Jason Robert Brown’s musical, “The Last Five Years,” recently ended its two-week run on EMU’s Mainstage, and was without a doubt one of EMU’s best productions.
Brown’s music, like Stephen Sondheim’s, is notoriously difficult to play and sing, so performing his musicals is always an ambitious undertaking. And since “The Last Five Years” is written for only two characters, it means the heavy lifting is done by two actors who are never off-stage for more than a couple of minutes at a time.
EMU’s theatre program took on the challenges, and produced something breathtaking, heartbreaking and beautiful on every level.
The plot, a couple working through the ups and downs of a five-year relationship, is another challenge, because it doesn’t follow a chronological, linear structure.
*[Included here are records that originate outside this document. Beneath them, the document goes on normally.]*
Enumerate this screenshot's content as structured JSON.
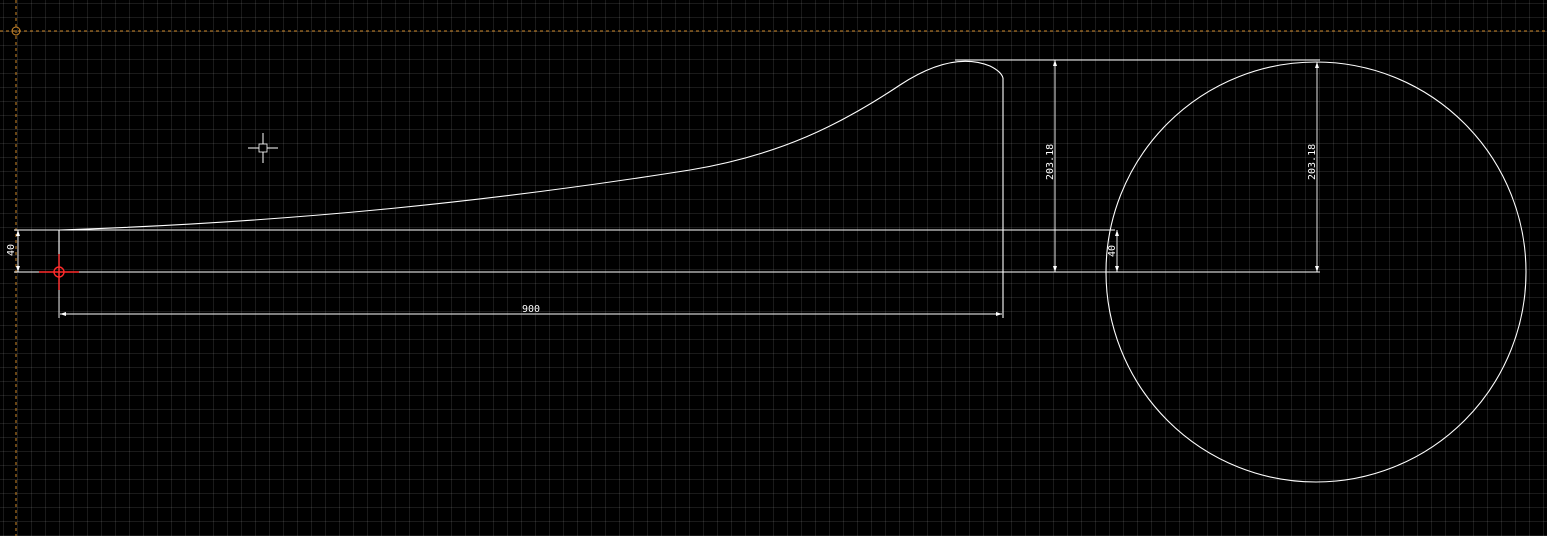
{
  "viewport": {
    "background": "#000000",
    "grid_color": "#2b2b2b",
    "guide_color": "#d08a2a",
    "origin_color": "#ff2a2a",
    "geometry_color": "#ffffff"
  },
  "dimensions": {
    "left_height": "40",
    "bottom_length": "900",
    "middle_height": "203.18",
    "small_height": "40",
    "circle_height": "203.18"
  },
  "icons": {
    "origin_marker": "origin-crosshair-icon",
    "guide_snap": "snap-circle-icon",
    "cursor": "crosshair-cursor-icon"
  }
}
We follow both characters’ journeys separately, with struggling actress Cathy’s perspective beginning at the end of their relationship and going back to their first date, and up-and-coming writer Jamie’s starting after that first date and moving to their breakup. The two actors only interact with each other directly in the middle of the musical, when Jamie proposes to Cathy and they get married.
In a typical production of “The Last Five Years,” this means that each actor is alone onstage for much of the show. But thanks to Pam Cardell’s skillful directing, in the EMU production they each had someone else to play off of. Cardell added two more actors to the production as assorted, non-speaking characters – Cathy’s father, Jamie’s lover, their friends, etc. - to help flesh out the story.
On the first weekend, the roles of Jamie and Cathy were played with skillful exuberance, passion and physicality by Brendan Kelly and Kristin McSweeney, while Matthew Wallace and Kayla Younkin played the various supporting characters.
On the second weekend, Kelly and McSweeney took over the ensemble parts while Wallace and Younkin brought a darker, more intensely stoic, but no less brilliant energy to Jamie and Cathy. All four were stunning singers and passionate actors, they made for a perfect cast.
The four actors navigated their way through Brown’s exquisite pop, rock and jazz infused contemporary musical theatre score with the help of a fantastic four-piece pit orchestra, which was led by EMU theatre and music professor R. MacKenzie Lewis. In addition to Lewis’ nimble and sensitive piano playing, the band boasted stellar playing from David Shann on violin, Nick Martin on guitar, and Ruby Brallier on cello.
The musical was further enhanced by the visual aspects of the production. Bobby Glowacki’s lighting design was beautifully subtle, stepping into the metaphoric spotlight while using the real one sparely, only when needed. His use of silhouette was especially striking.
John Charles’ extremely effective set was a series of tall, rectangular panels staggered across the stage, on which evocative projections, designed by Dustin Miller and Haley Jugowicz. The panels displayed images of sunlight through bedroom curtains, the words of letter Jamie writes to Cathy, a deserted highway, the NYC skyline, and more. Madeleine Huggins’ costumes were not flashy, but, whether casual or dressy, were just what the characters needed.
“The Last Five Years” is touching poignant, and often funny, and this production made the most of every note of the emotional scale.
“I loved everything about this unique and moving musical – the writing, set, acting, and the band,” said EMU parent and alumna Brenda Miller. “I saw the show the first weekend, and was especially drawn in by the heartfelt vocal performances.”